(Recorded data)
----------

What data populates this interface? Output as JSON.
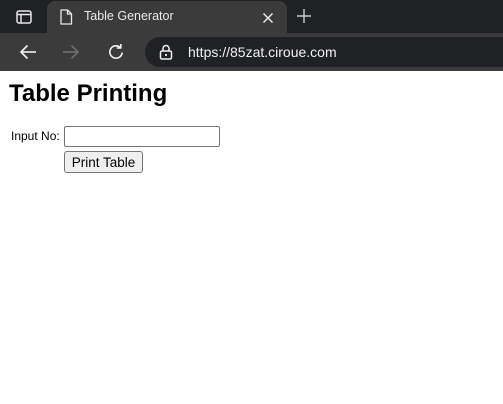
{
  "browser": {
    "tab": {
      "title": "Table Generator"
    },
    "address_bar": {
      "url": "https://85zat.ciroue.com"
    },
    "icons": {
      "window": "window-icon",
      "page": "page-icon",
      "close": "close-icon",
      "new_tab": "plus-icon",
      "back": "back-arrow-icon",
      "forward": "forward-arrow-icon",
      "reload": "reload-icon",
      "lock": "lock-icon"
    },
    "colors": {
      "tabstrip": "#202124",
      "toolbar": "#3b3b3b",
      "omnibox": "#202124"
    }
  },
  "page": {
    "title": "Table Printing",
    "form": {
      "input_label": "Input No:",
      "input_value": "",
      "input_placeholder": "",
      "button_label": "Print Table"
    }
  }
}
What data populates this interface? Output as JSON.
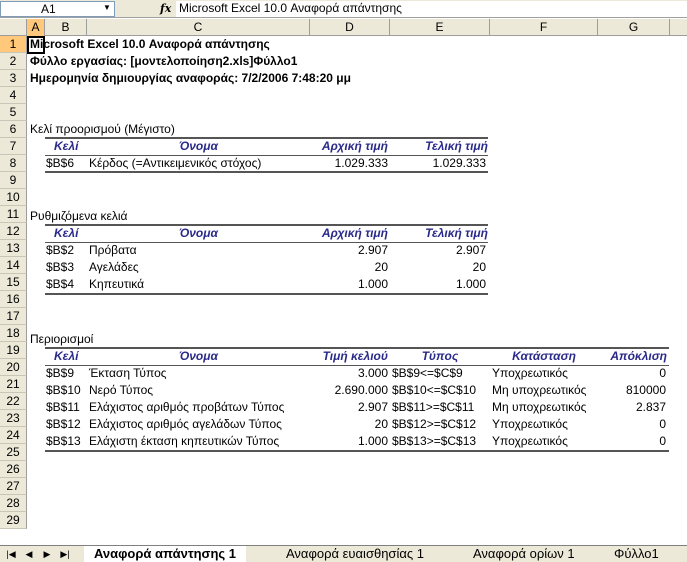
{
  "formula_bar": {
    "cell_ref": "A1",
    "fx_label": "fx",
    "content": "Microsoft Excel 10.0 Αναφορά απάντησης"
  },
  "columns": [
    "A",
    "B",
    "C",
    "D",
    "E",
    "F",
    "G"
  ],
  "rows": [
    "1",
    "2",
    "3",
    "4",
    "5",
    "6",
    "7",
    "8",
    "9",
    "10",
    "11",
    "12",
    "13",
    "14",
    "15",
    "16",
    "17",
    "18",
    "19",
    "20",
    "21",
    "22",
    "23",
    "24",
    "25",
    "26",
    "27",
    "28",
    "29"
  ],
  "report": {
    "title_first_letter": "M",
    "title_rest": "icrosoft Excel 10.0 Αναφορά απάντησης",
    "worksheet": "Φύλλο εργασίας: [μοντελοποίηση2.xls]Φύλλο1",
    "created": "Ημερομηνία δημιουργίας αναφοράς: 7/2/2006 7:48:20 μμ"
  },
  "target_cell": {
    "section_title": "Κελί προορισμού (Μέγιστο)",
    "headers": {
      "cell": "Κελί",
      "name": "Όνομα",
      "initial": "Αρχική τιμή",
      "final": "Τελική τιμή"
    },
    "rows": [
      {
        "cell": "$B$6",
        "name": "Κέρδος (=Αντικειμενικός στόχος)",
        "initial": "1.029.333",
        "final": "1.029.333"
      }
    ]
  },
  "adjustable_cells": {
    "section_title": "Ρυθμιζόμενα κελιά",
    "headers": {
      "cell": "Κελί",
      "name": "Όνομα",
      "initial": "Αρχική τιμή",
      "final": "Τελική τιμή"
    },
    "rows": [
      {
        "cell": "$B$2",
        "name": "Πρόβατα",
        "initial": "2.907",
        "final": "2.907"
      },
      {
        "cell": "$B$3",
        "name": "Αγελάδες",
        "initial": "20",
        "final": "20"
      },
      {
        "cell": "$B$4",
        "name": "Κηπευτικά",
        "initial": "1.000",
        "final": "1.000"
      }
    ]
  },
  "constraints": {
    "section_title": "Περιορισμοί",
    "headers": {
      "cell": "Κελί",
      "name": "Όνομα",
      "value": "Τιμή κελιού",
      "type": "Τύπος",
      "status": "Κατάσταση",
      "slack": "Απόκλιση"
    },
    "rows": [
      {
        "cell": "$B$9",
        "name": "Έκταση Τύπος",
        "value": "3.000",
        "type": "$B$9<=$C$9",
        "status": "Υποχρεωτικός",
        "slack": "0"
      },
      {
        "cell": "$B$10",
        "name": "Νερό Τύπος",
        "value": "2.690.000",
        "type": "$B$10<=$C$10",
        "status": "Μη υποχρεωτικός",
        "slack": "810000"
      },
      {
        "cell": "$B$11",
        "name": "Ελάχιστος αριθμός προβάτων Τύπος",
        "value": "2.907",
        "type": "$B$11>=$C$11",
        "status": "Μη υποχρεωτικός",
        "slack": "2.837"
      },
      {
        "cell": "$B$12",
        "name": "Ελάχιστος αριθμός αγελάδων Τύπος",
        "value": "20",
        "type": "$B$12>=$C$12",
        "status": "Υποχρεωτικός",
        "slack": "0"
      },
      {
        "cell": "$B$13",
        "name": "Ελάχιστη έκταση κηπευτικών Τύπος",
        "value": "1.000",
        "type": "$B$13>=$C$13",
        "status": "Υποχρεωτικός",
        "slack": "0"
      }
    ]
  },
  "sheet_tabs": [
    {
      "label": "Αναφορά απάντησης 1",
      "active": true
    },
    {
      "label": "Αναφορά ευαισθησίας 1",
      "active": false
    },
    {
      "label": "Αναφορά ορίων 1",
      "active": false
    },
    {
      "label": "Φύλλο1",
      "active": false
    }
  ],
  "icons": [
    "dropdown-arrow-icon",
    "fx-icon",
    "first-sheet-icon",
    "prev-sheet-icon",
    "next-sheet-icon",
    "last-sheet-icon"
  ]
}
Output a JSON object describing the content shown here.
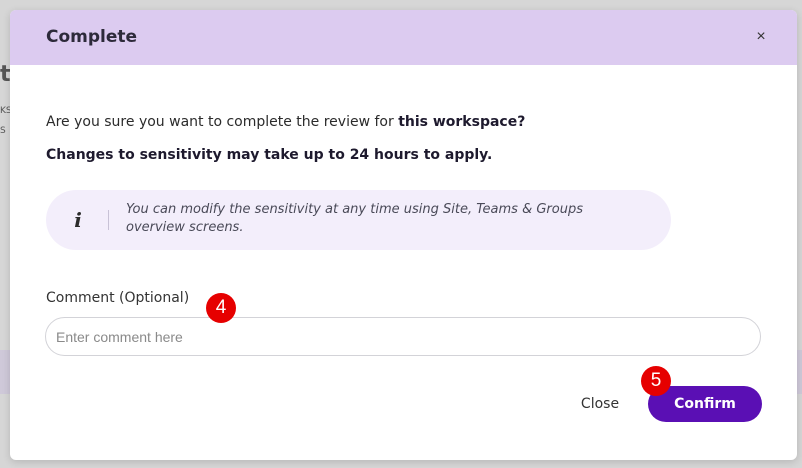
{
  "background": {
    "glyph_large": "ty",
    "glyph_small_1": "KS",
    "glyph_small_2": "S"
  },
  "modal": {
    "title": "Complete",
    "close_icon": "×",
    "question_prefix": "Are you sure you want to complete the review for ",
    "question_bold": "this workspace?",
    "warning": "Changes to sensitivity may take up to 24 hours to apply.",
    "info": {
      "icon": "i",
      "text": "You can modify the sensitivity at any time using Site, Teams & Groups overview screens."
    },
    "comment": {
      "label": "Comment (Optional)",
      "placeholder": "Enter comment here",
      "value": ""
    },
    "buttons": {
      "close_label": "Close",
      "confirm_label": "Confirm"
    }
  },
  "annotations": {
    "step_4": "4",
    "step_5": "5"
  },
  "colors": {
    "header_bg": "#dccbf0",
    "info_bg": "#f3eefb",
    "confirm_bg": "#5a0fb4",
    "badge_red": "#e60000"
  }
}
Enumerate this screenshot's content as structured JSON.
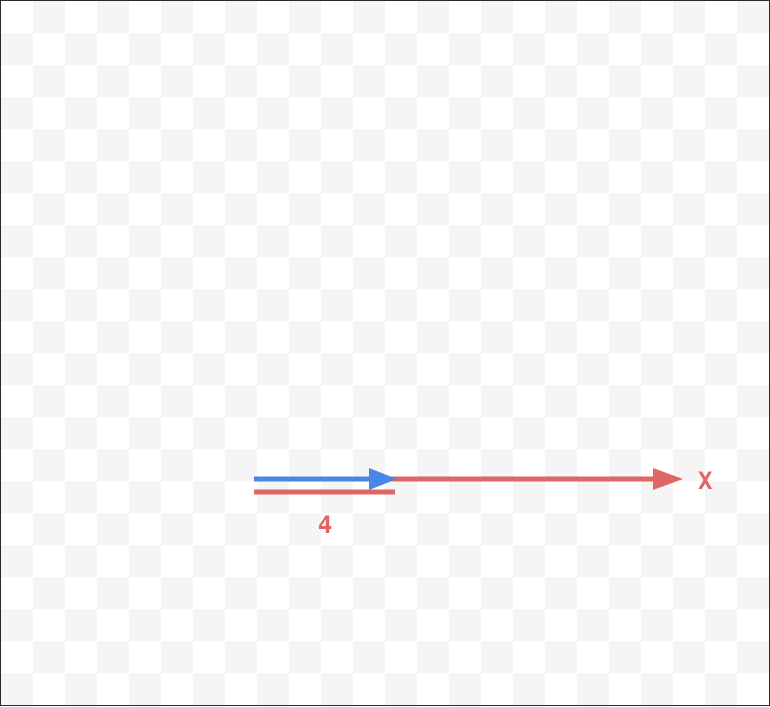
{
  "colors": {
    "axis": "#e06666",
    "vector": "#4a86e8",
    "measure": "#e06666"
  },
  "axis": {
    "label": "X"
  },
  "vector": {
    "length": 4
  },
  "measure": {
    "label": "4"
  }
}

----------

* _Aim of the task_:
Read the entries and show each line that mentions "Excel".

* _Completed exercise_:
    "content": "Microsoft Excel 10.0 Αναφορά απάντησης"
    "title_rest": "icrosoft Excel 10.0 Αναφορά απάντησης",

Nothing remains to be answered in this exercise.